The loss of €1.15 billion (S$1.8 billion) in the period compares with a pretax profit of €323 million a year earlier, the firm said yesterday.
Revenue at the corporate banking and securities unit slumped 30 per cent to €2.1 billion, with a negative return on equity.
Mr Cryan, 55, who took over as co-CEO from Mr Anshu Jain last July, is shrinking the debt trading empire built by his predecessor as part of a pledge to bolster capital levels and boost profitability.
While the last three months of the year are typically the weakest for investment banks, his task has become even harder as the market upheaval that hit trading at the end of last year spilled into this year amid cooling emerging-market growth and a slump in oil prices.
"Deutsche Bank's official outlook for 2016 is little inspiring and confirms that it will be another difficult year," said Mr Tomasz Grzelak, a Zurich-based analyst at Mainfirst Bank with a neutral recommendation on the shares. "Deutsche Bank will remain highly reliant on the performance of the investment banking business and worrying signals from this division further mute short-term prospects."
The bank's shares have dropped about 25 per cent this year.
Mr Cryan said on a call with analysts yesterday that he does not see a need to raise capital.
Deutsche Bank posted a net loss of €6.8 billion for last year, its first annual shortfall since 2008, as it wrote down the value of the investment and consumer banking units and set aside money for litigation.

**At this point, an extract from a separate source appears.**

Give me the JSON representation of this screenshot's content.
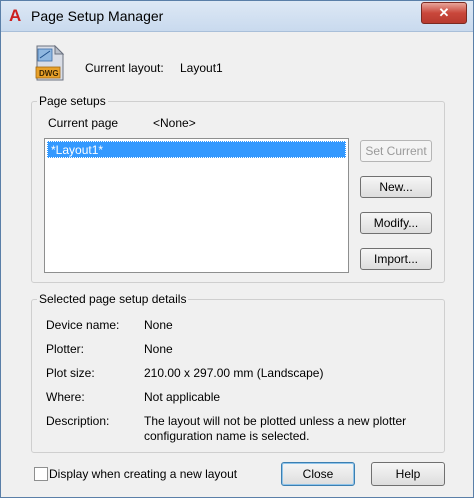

At the investment bank, which generates most of the revenue, legal costs rose to €335 million in the fourth quarter from €42 million a year earlier. Debt and currency trading, the division's biggest source of income, declined 16 per cent to €947 million.